For Stallard, the class offered a way to increase exposure for his Outdoor Adventures Program, and help students take advantage of what Alaska has to offer.

"I've been looking for ways to incorporate our program with more academic aspects of UAF," Stallard said. "We've been able to organize a couple of great glaciology trips in the past couple of years, and expanding to art classes was a natural. We didn't have to advertise this at all. Word spread within the art department, and before I knew it, it was full."

[QUOTE: I've been looking at ways to take some of our summer art classes above and beyond the normal studio work.]The class resulted from a shared interest in expanding students' exposure to the summer splendor of Alaska among Mollett, Stallard and Summer Sessions Director Michelle Bartlett.

"I've been looking at ways to take some of our summer art classes above and beyond the normal studio work," Bartlett said. "What better way is there than to take advantage of the glories of summer in Alaska and get students out in the field? It's just been sitting there, waiting to be enjoyed and utilized."

Bartlett said the idea is proving popular.

[PHOTO: Dave Mollet]"Last year we offered 18 sessions of art classes during the summer," she said.
"This year we had 30, and all but two of them were filled to capacity."

Next year Bartlett hopes to include sections offering a return trip to the Brooks Range, and offer more trips taking advantage of UAF's relative proximity to Denali National Park.
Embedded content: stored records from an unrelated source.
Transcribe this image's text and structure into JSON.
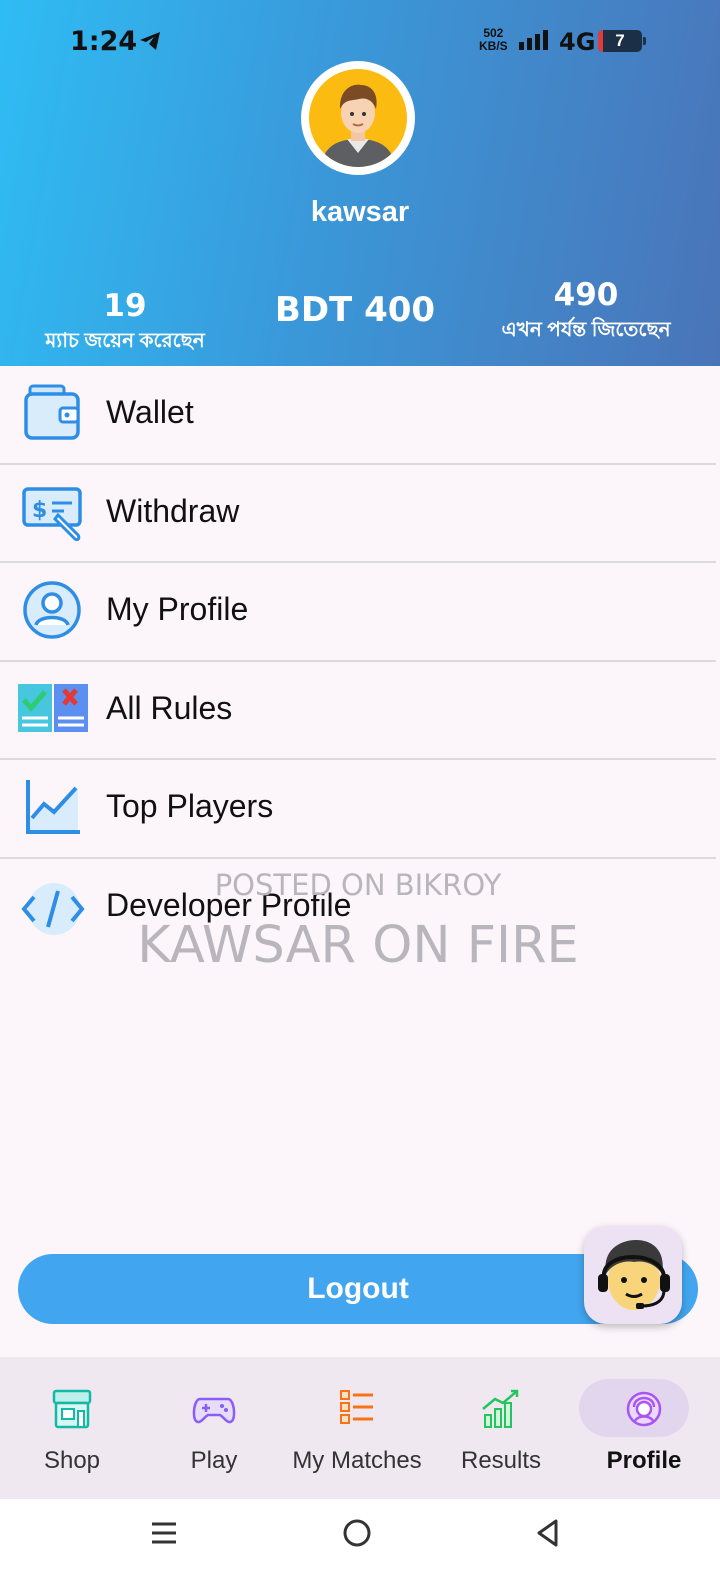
{
  "status_bar": {
    "time": "1:24",
    "speed_value": "502",
    "speed_unit": "KB/S",
    "network": "4G",
    "battery": "7"
  },
  "profile": {
    "username": "kawsar",
    "matches_joined": "19",
    "matches_joined_label": "ম্যাচ জয়েন করেছেন",
    "balance": "BDT 400",
    "total_won": "490",
    "total_won_label": "এখন পর্যন্ত জিতেছেন"
  },
  "menu": {
    "items": [
      {
        "label": "Wallet",
        "icon": "wallet-icon"
      },
      {
        "label": "Withdraw",
        "icon": "withdraw-icon"
      },
      {
        "label": "My Profile",
        "icon": "user-profile-icon"
      },
      {
        "label": "All Rules",
        "icon": "rules-icon"
      },
      {
        "label": "Top Players",
        "icon": "chart-icon"
      },
      {
        "label": "Developer Profile",
        "icon": "code-icon"
      }
    ]
  },
  "watermark": {
    "line1": "POSTED ON BIKROY",
    "line2": "KAWSAR ON FIRE"
  },
  "logout_label": "Logout",
  "bottom_nav": {
    "items": [
      {
        "label": "Shop",
        "icon": "shop-icon",
        "active": false
      },
      {
        "label": "Play",
        "icon": "gamepad-icon",
        "active": false
      },
      {
        "label": "My Matches",
        "icon": "list-icon",
        "active": false
      },
      {
        "label": "Results",
        "icon": "results-chart-icon",
        "active": false
      },
      {
        "label": "Profile",
        "icon": "profile-icon",
        "active": true
      }
    ]
  },
  "colors": {
    "header_gradient_start": "#2fbcf4",
    "header_gradient_end": "#4a74b8",
    "logout_button": "#42a5ef",
    "active_nav_pill": "#e2d6ef"
  }
}
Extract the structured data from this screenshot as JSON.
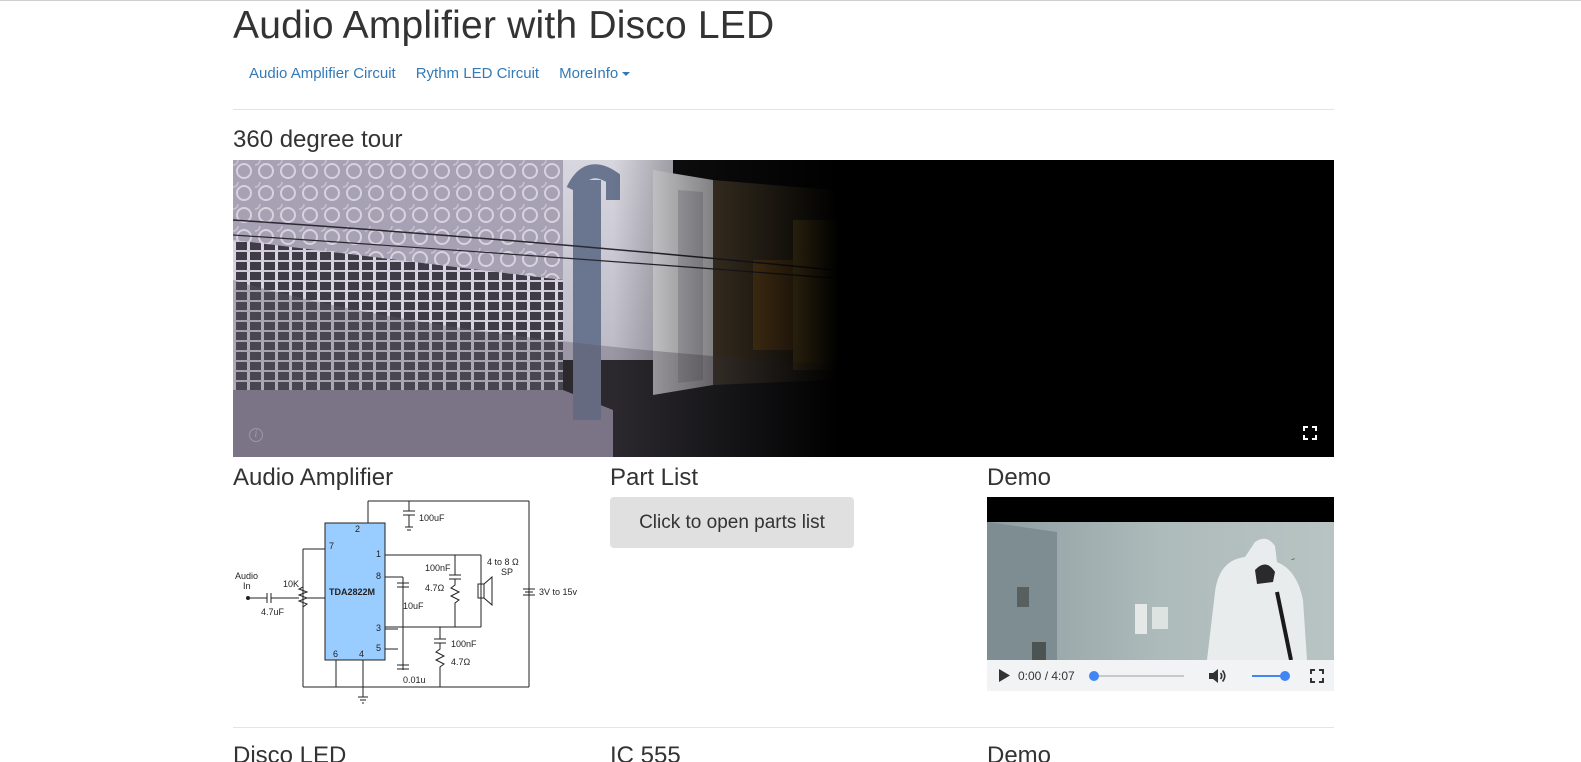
{
  "page": {
    "title": "Audio Amplifier with Disco LED"
  },
  "nav": {
    "items": [
      {
        "label": "Audio Amplifier Circuit"
      },
      {
        "label": "Rythm LED Circuit"
      },
      {
        "label": "MoreInfo",
        "dropdown": true
      }
    ]
  },
  "tour": {
    "heading": "360 degree tour",
    "info_icon": "info-icon",
    "fullscreen_icon": "fullscreen-icon"
  },
  "amplifier": {
    "heading": "Audio Amplifier",
    "schematic_labels": {
      "chip": "TDA2822M",
      "audio_in_1": "Audio",
      "audio_in_2": "In",
      "pot": "10K",
      "cap_in": "4.7uF",
      "cap_top": "100uF",
      "cap_10": "10uF",
      "cap_100n_a": "100nF",
      "res_a": "4.7Ω",
      "speaker_1": "4 to 8 Ω",
      "speaker_2": "SP",
      "supply": "3V to 15v",
      "cap_100n_b": "100nF",
      "res_b": "4.7Ω",
      "cap_001": "0.01u",
      "pin_2": "2",
      "pin_7": "7",
      "pin_1": "1",
      "pin_8": "8",
      "pin_3": "3",
      "pin_5": "5",
      "pin_6": "6",
      "pin_4": "4"
    }
  },
  "parts": {
    "heading": "Part List",
    "button_label": "Click to open parts list"
  },
  "demo": {
    "heading": "Demo",
    "time": "0:00 / 4:07",
    "progress": 0.0,
    "volume": 1.0,
    "play_icon": "play-icon",
    "volume_icon": "volume-icon",
    "fullscreen_icon": "fullscreen-icon"
  },
  "next_row": {
    "headings": [
      "Disco LED",
      "IC 555",
      "Demo"
    ]
  },
  "colors": {
    "link": "#337ab7",
    "text": "#333333",
    "button_bg": "#e0e0e0",
    "slider_accent": "#4285f4",
    "chip_fill": "#99ccff"
  }
}
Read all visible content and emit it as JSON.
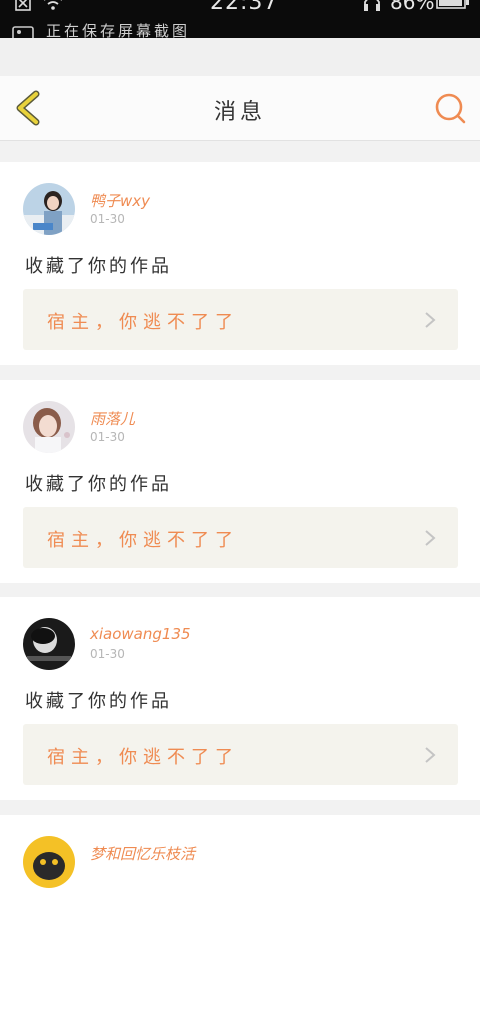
{
  "status_bar": {
    "time": "22:37",
    "battery": "86%",
    "notification": "正在保存屏幕截图"
  },
  "header": {
    "title": "消息",
    "back_icon": "chevron-left-icon",
    "search_icon": "search-icon"
  },
  "colors": {
    "accent": "#ef8b52",
    "back_arrow": "#e8d23b",
    "card_bg": "#ffffff",
    "work_bg": "#f4f3ed",
    "page_bg": "#f2f2f2"
  },
  "messages": [
    {
      "user": "鸭子wxy",
      "date": "01-30",
      "action": "收藏了你的作品",
      "work": "宿主，你逃不了了"
    },
    {
      "user": "雨落儿",
      "date": "01-30",
      "action": "收藏了你的作品",
      "work": "宿主，你逃不了了"
    },
    {
      "user": "xiaowang135",
      "date": "01-30",
      "action": "收藏了你的作品",
      "work": "宿主，你逃不了了"
    },
    {
      "user": "梦和回忆乐枝活",
      "date": "",
      "action": "",
      "work": ""
    }
  ]
}
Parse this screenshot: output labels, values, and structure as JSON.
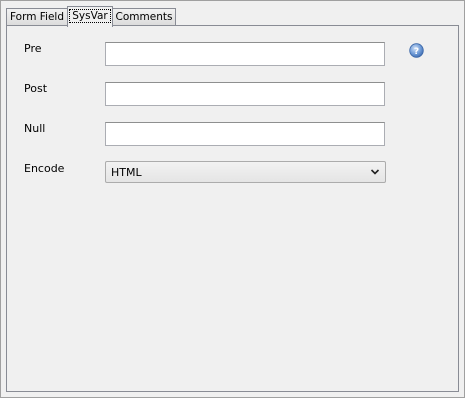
{
  "tabs": [
    {
      "label": "Form Field",
      "active": false
    },
    {
      "label": "SysVar",
      "active": true
    },
    {
      "label": "Comments",
      "active": false
    }
  ],
  "form": {
    "pre": {
      "label": "Pre",
      "value": ""
    },
    "post": {
      "label": "Post",
      "value": ""
    },
    "null": {
      "label": "Null",
      "value": ""
    },
    "encode": {
      "label": "Encode",
      "selected": "HTML"
    }
  },
  "icons": {
    "help": "help-icon",
    "dropdown": "chevron-down-icon"
  },
  "colors": {
    "help_icon": "#4a7fc4",
    "panel_bg": "#f0f0f0",
    "border": "#898c95"
  }
}
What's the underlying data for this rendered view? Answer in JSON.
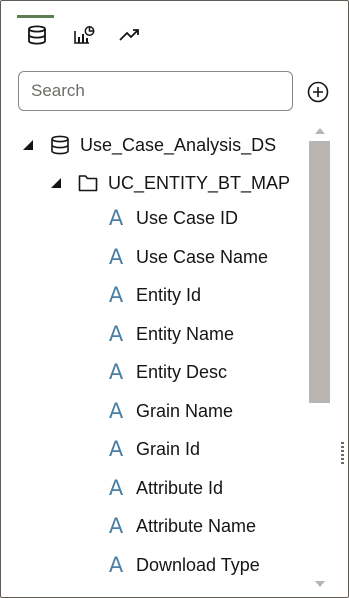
{
  "toolbar": {
    "tabs": [
      {
        "icon": "database-icon",
        "active": true
      },
      {
        "icon": "chart-icon",
        "active": false
      },
      {
        "icon": "trend-icon",
        "active": false
      }
    ],
    "accent_color": "#5c7f51"
  },
  "search": {
    "placeholder": "Search",
    "value": ""
  },
  "add_button": {
    "icon": "add-circle-icon"
  },
  "tree": {
    "dataset": {
      "label": "Use_Case_Analysis_DS",
      "icon": "database-icon",
      "expanded": true
    },
    "table": {
      "label": "UC_ENTITY_BT_MAP",
      "icon": "folder-icon",
      "expanded": true
    },
    "attributes": [
      {
        "label": "Use Case ID",
        "type_glyph": "A"
      },
      {
        "label": "Use Case Name",
        "type_glyph": "A"
      },
      {
        "label": "Entity Id",
        "type_glyph": "A"
      },
      {
        "label": "Entity Name",
        "type_glyph": "A"
      },
      {
        "label": "Entity Desc",
        "type_glyph": "A"
      },
      {
        "label": "Grain Name",
        "type_glyph": "A"
      },
      {
        "label": "Grain Id",
        "type_glyph": "A"
      },
      {
        "label": "Attribute Id",
        "type_glyph": "A"
      },
      {
        "label": "Attribute Name",
        "type_glyph": "A"
      },
      {
        "label": "Download Type",
        "type_glyph": "A"
      }
    ],
    "attribute_glyph_color": "#4a7fa6"
  }
}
In addition, she hopes to organize summer art trips to the Kennecott Mine near McCarthy, and possibly Cordova.

Meanwhile, Mollett said he's planning to organize an exhibition in the Fine Arts complex student art gallery sometime in October. showcasing some of the paintings produced during the class.

[PHOTO: Mollet and student painter]

Mollett offers some encouragement to class member Susan Nachtigal.


[PHOTO: Stefanie Simpson paints a landscape in the Brooks Range.]

Stefanie Simpson works on another painting.


[PHOTO: Students hike in the Brooks Range.]

Participants took time one evening to climb a nearby peak, taking advantage of the 24 hours of daylight in June on Alaska's North Slope.


[PHOTO: Students sit on the grass and paint in the Brooks Range.]

Karen Austen and Jeanne Armstrong enjoy a cushion of arctic tundra as they work on their paintings.


[PHOTO: A painting by an ART295 student.]

This painting, one of three created by Jesse Venable during the class, is entitled "Above Galbraith."


UAF photos by Tim Stallard